Please reproduce all the records exactly while leaving out their pictures.

>>>

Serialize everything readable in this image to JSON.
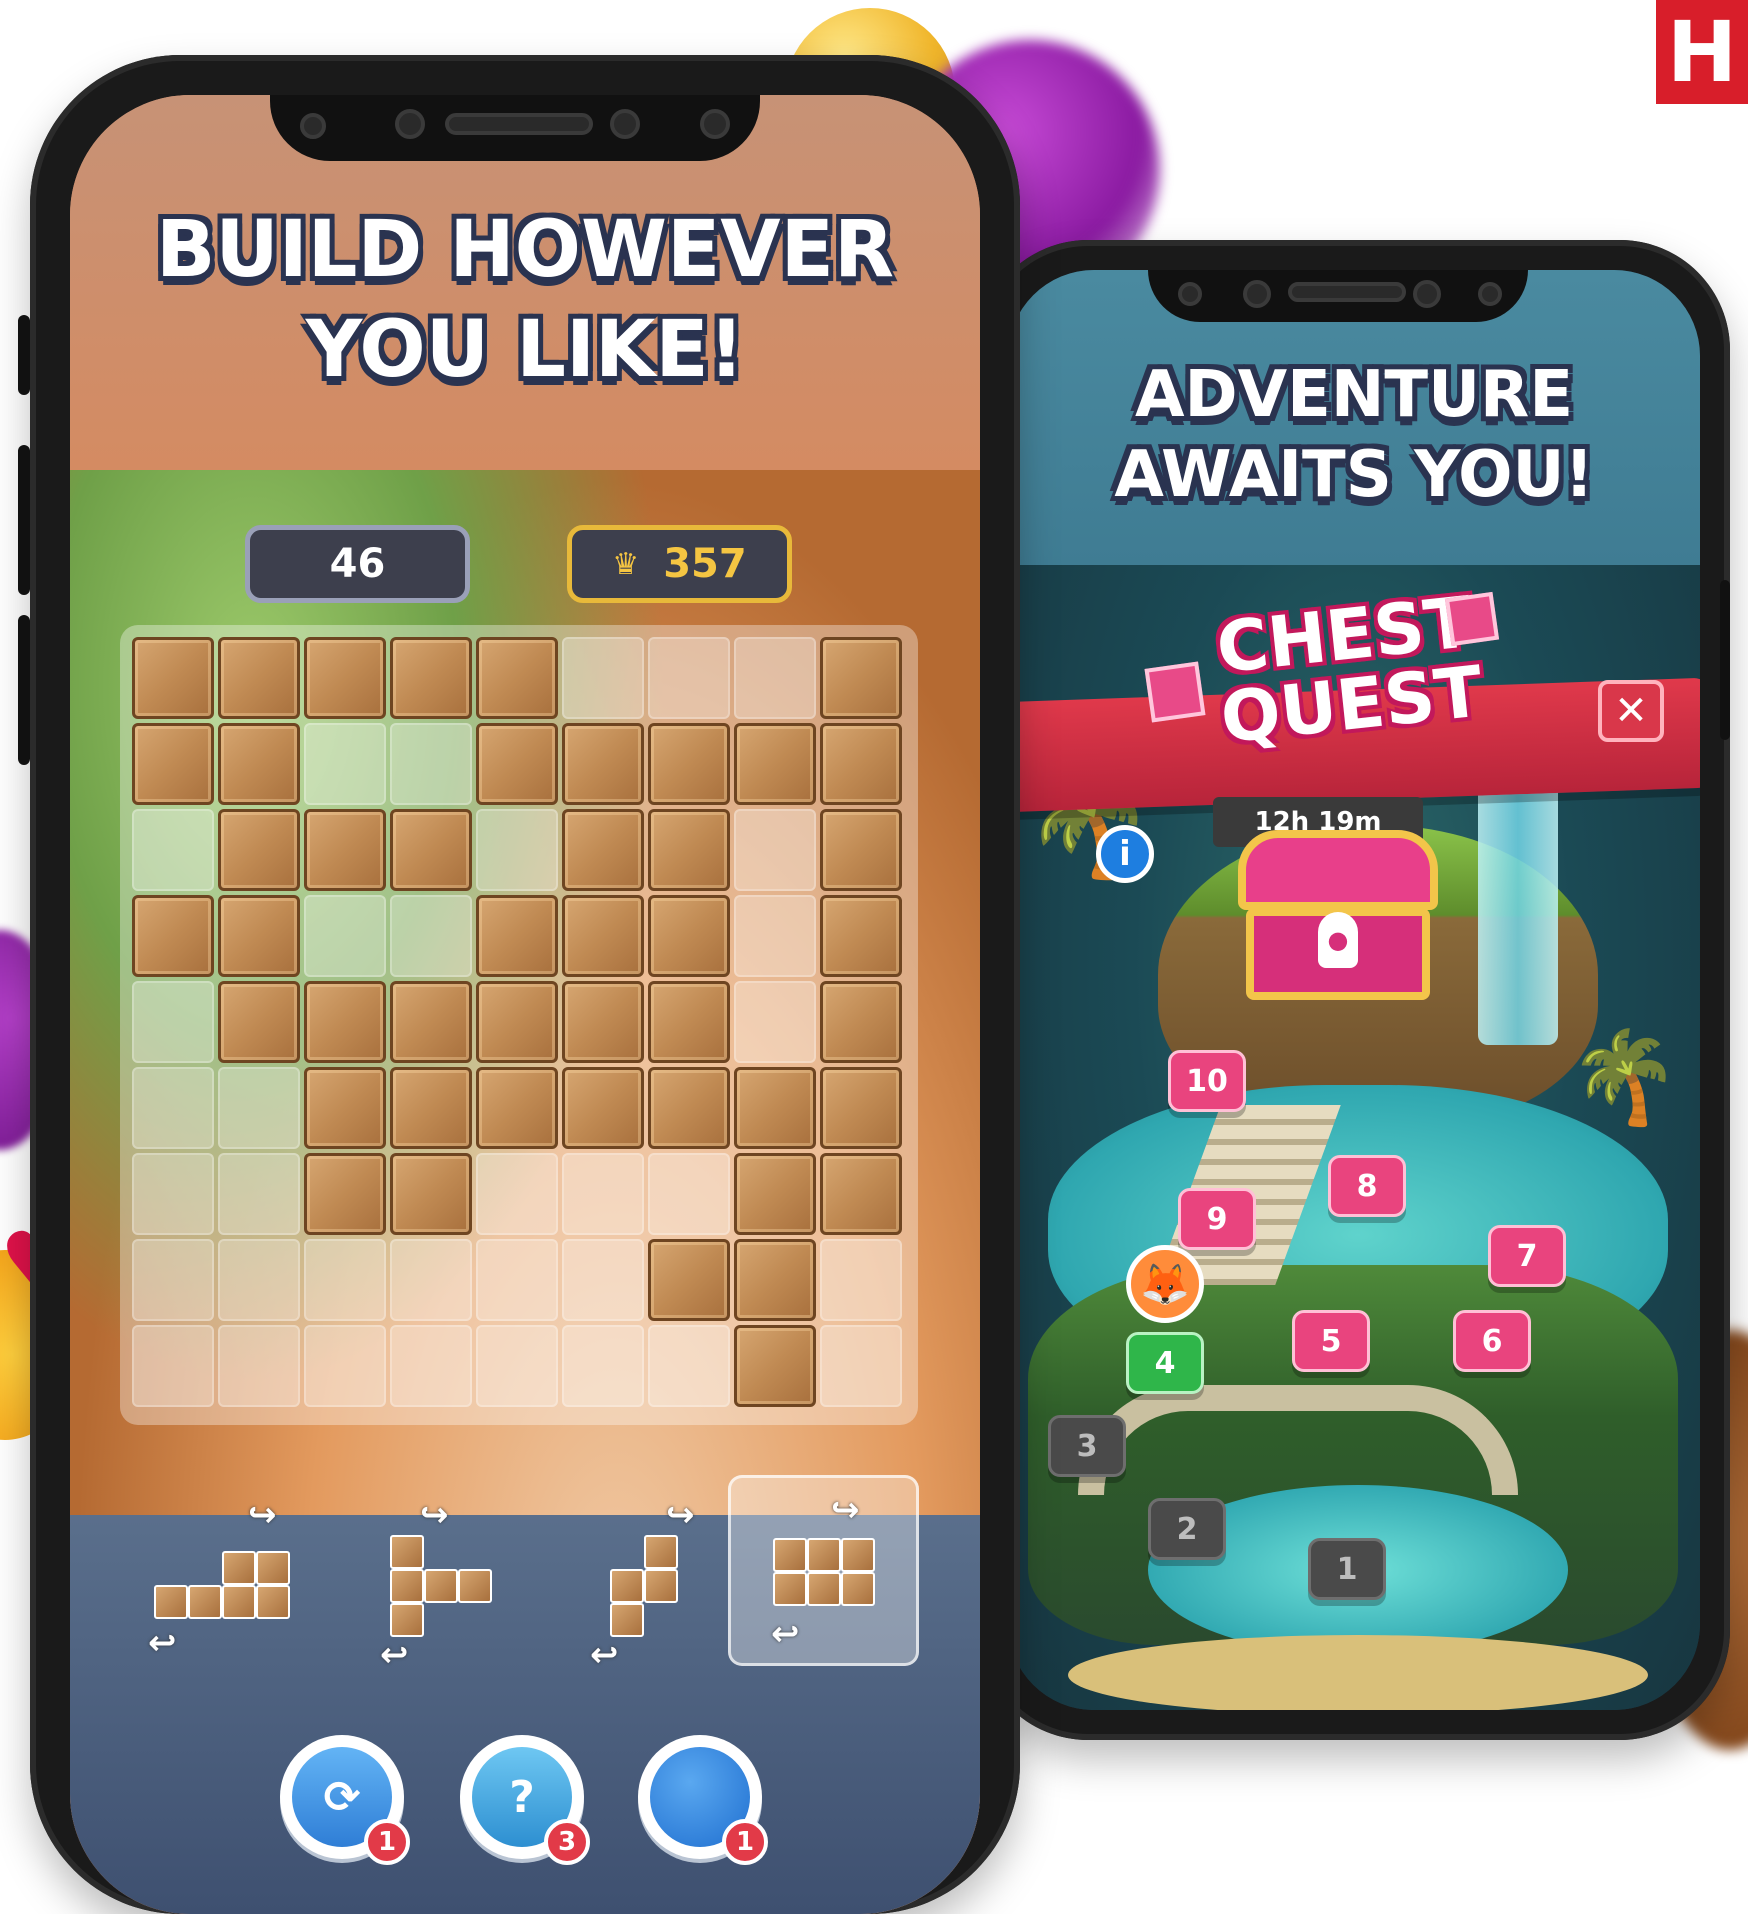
{
  "brand": {
    "logo_letter": "H",
    "color": "#d81e2a"
  },
  "left_phone": {
    "headline_line1": "BUILD HOWEVER",
    "headline_line2": "YOU LIKE!",
    "score": "46",
    "best_icon": "crown-icon",
    "best_score": "357",
    "grid": [
      "WWWWW...W",
      "WW..WWWWW",
      ".WWW.WW.W",
      "WW..WWW.W",
      ".WWWWWW.W",
      "..WWWWWWW",
      "..WW...WW",
      "......WW.",
      ".......W."
    ],
    "pieces": [
      "L-piece",
      "T-piece",
      "S-piece",
      "2x3-block"
    ],
    "boosters": [
      {
        "name": "rotate-booster",
        "count": "1"
      },
      {
        "name": "mystery-bag-booster",
        "count": "3"
      },
      {
        "name": "bomb-booster",
        "count": "1"
      }
    ]
  },
  "right_phone": {
    "headline_line1": "ADVENTURE",
    "headline_line2": "AWAITS YOU!",
    "event_title_line1": "CHEST",
    "event_title_line2": "QUEST",
    "timer": "12h 19m",
    "close_label": "✕",
    "info_label": "i",
    "levels": [
      {
        "n": "1",
        "state": "locked"
      },
      {
        "n": "2",
        "state": "locked"
      },
      {
        "n": "3",
        "state": "locked"
      },
      {
        "n": "4",
        "state": "current"
      },
      {
        "n": "5",
        "state": "open"
      },
      {
        "n": "6",
        "state": "open"
      },
      {
        "n": "7",
        "state": "open"
      },
      {
        "n": "8",
        "state": "open"
      },
      {
        "n": "9",
        "state": "open"
      },
      {
        "n": "10",
        "state": "open"
      }
    ]
  }
}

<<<

Task response:
Serialize everything readable in this image to JSON.
{
  "brand": {
    "logo_letter": "H",
    "color": "#d81e2a"
  },
  "left_phone": {
    "headline_line1": "BUILD HOWEVER",
    "headline_line2": "YOU LIKE!",
    "score": "46",
    "best_icon": "crown-icon",
    "best_score": "357",
    "grid": [
      "WWWWW...W",
      "WW..WWWWW",
      ".WWW.WW.W",
      "WW..WWW.W",
      ".WWWWWW.W",
      "..WWWWWWW",
      "..WW...WW",
      "......WW.",
      ".......W."
    ],
    "pieces": [
      "L-piece",
      "T-piece",
      "S-piece",
      "2x3-block"
    ],
    "boosters": [
      {
        "name": "rotate-booster",
        "count": "1"
      },
      {
        "name": "mystery-bag-booster",
        "count": "3"
      },
      {
        "name": "bomb-booster",
        "count": "1"
      }
    ]
  },
  "right_phone": {
    "headline_line1": "ADVENTURE",
    "headline_line2": "AWAITS YOU!",
    "event_title_line1": "CHEST",
    "event_title_line2": "QUEST",
    "timer": "12h 19m",
    "close_label": "✕",
    "info_label": "i",
    "levels": [
      {
        "n": "1",
        "state": "locked"
      },
      {
        "n": "2",
        "state": "locked"
      },
      {
        "n": "3",
        "state": "locked"
      },
      {
        "n": "4",
        "state": "current"
      },
      {
        "n": "5",
        "state": "open"
      },
      {
        "n": "6",
        "state": "open"
      },
      {
        "n": "7",
        "state": "open"
      },
      {
        "n": "8",
        "state": "open"
      },
      {
        "n": "9",
        "state": "open"
      },
      {
        "n": "10",
        "state": "open"
      }
    ]
  }
}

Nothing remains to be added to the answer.